Using the records below, report how many lines hold "powerState", with no extra text.

### SOURCE RECORDS
= = = = = = =

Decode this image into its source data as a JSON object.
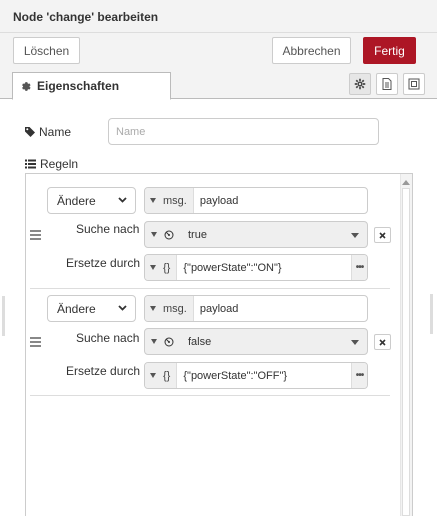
{
  "dialog": {
    "title": "Node 'change' bearbeiten"
  },
  "toolbar": {
    "delete_label": "Löschen",
    "cancel_label": "Abbrechen",
    "done_label": "Fertig"
  },
  "tabs": {
    "properties_label": "Eigenschaften"
  },
  "form": {
    "name_label": "Name",
    "name_placeholder": "Name",
    "name_value": "",
    "rules_label": "Regeln"
  },
  "rules": [
    {
      "action": "Ändere",
      "target_type": "msg.",
      "target_value": "payload",
      "search_label": "Suche nach",
      "search_value": "true",
      "replace_label": "Ersetze durch",
      "replace_type": "{}",
      "replace_value": "{\"powerState\":\"ON\"}"
    },
    {
      "action": "Ändere",
      "target_type": "msg.",
      "target_value": "payload",
      "search_label": "Suche nach",
      "search_value": "false",
      "replace_label": "Ersetze durch",
      "replace_type": "{}",
      "replace_value": "{\"powerState\":\"OFF\"}"
    }
  ],
  "colors": {
    "primary": "#ad1625",
    "header_bg": "#f3f3f3"
  }
}
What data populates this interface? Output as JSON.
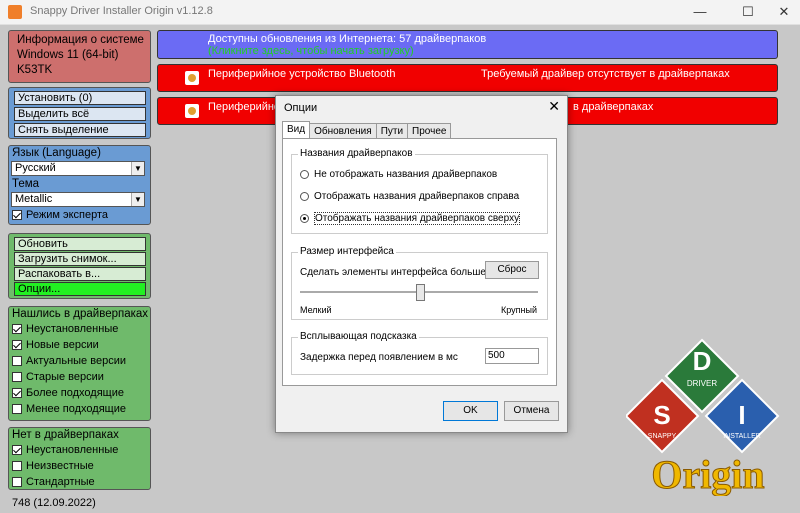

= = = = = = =

### SOLUTION TO THIS TASK
2